(Beginning of SOURCE MATERIAL)

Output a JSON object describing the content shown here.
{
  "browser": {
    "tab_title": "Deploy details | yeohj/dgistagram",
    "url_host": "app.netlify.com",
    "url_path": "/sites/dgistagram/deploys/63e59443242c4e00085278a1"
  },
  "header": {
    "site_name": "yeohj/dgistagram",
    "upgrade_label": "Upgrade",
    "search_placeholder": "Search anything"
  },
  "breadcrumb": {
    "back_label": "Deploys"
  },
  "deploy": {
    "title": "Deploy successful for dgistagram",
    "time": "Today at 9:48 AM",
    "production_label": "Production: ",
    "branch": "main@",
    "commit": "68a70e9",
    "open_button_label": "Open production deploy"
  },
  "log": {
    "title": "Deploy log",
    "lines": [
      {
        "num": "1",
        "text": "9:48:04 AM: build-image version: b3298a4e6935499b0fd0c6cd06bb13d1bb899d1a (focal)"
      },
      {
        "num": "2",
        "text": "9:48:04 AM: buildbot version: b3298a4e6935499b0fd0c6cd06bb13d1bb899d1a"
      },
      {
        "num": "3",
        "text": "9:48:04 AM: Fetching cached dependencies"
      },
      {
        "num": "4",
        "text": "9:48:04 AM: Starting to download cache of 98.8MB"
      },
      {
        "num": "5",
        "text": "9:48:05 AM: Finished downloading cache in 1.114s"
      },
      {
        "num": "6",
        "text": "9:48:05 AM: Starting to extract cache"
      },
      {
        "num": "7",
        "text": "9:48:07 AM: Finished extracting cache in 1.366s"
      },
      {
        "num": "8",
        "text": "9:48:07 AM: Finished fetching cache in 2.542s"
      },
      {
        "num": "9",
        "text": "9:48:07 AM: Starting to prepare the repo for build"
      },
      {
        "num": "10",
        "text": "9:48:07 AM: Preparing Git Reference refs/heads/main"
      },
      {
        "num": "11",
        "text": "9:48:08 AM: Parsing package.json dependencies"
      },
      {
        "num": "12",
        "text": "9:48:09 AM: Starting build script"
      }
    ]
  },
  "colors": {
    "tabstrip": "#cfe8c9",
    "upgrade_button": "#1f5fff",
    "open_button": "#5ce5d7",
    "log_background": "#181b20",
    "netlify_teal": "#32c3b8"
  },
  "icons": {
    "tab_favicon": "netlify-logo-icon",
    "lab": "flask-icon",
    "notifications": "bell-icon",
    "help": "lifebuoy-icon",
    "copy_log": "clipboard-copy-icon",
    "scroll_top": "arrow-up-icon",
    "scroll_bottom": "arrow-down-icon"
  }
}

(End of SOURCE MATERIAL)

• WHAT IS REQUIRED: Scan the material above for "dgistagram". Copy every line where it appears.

• RESULT OF THE EXERCISE:
    "tab_title": "Deploy details | yeohj/dgistagram",
    "url_path": "/sites/dgistagram/deploys/63e59443242c4e00085278a1"
    "site_name": "yeohj/dgistagram",
    "title": "Deploy successful for dgistagram",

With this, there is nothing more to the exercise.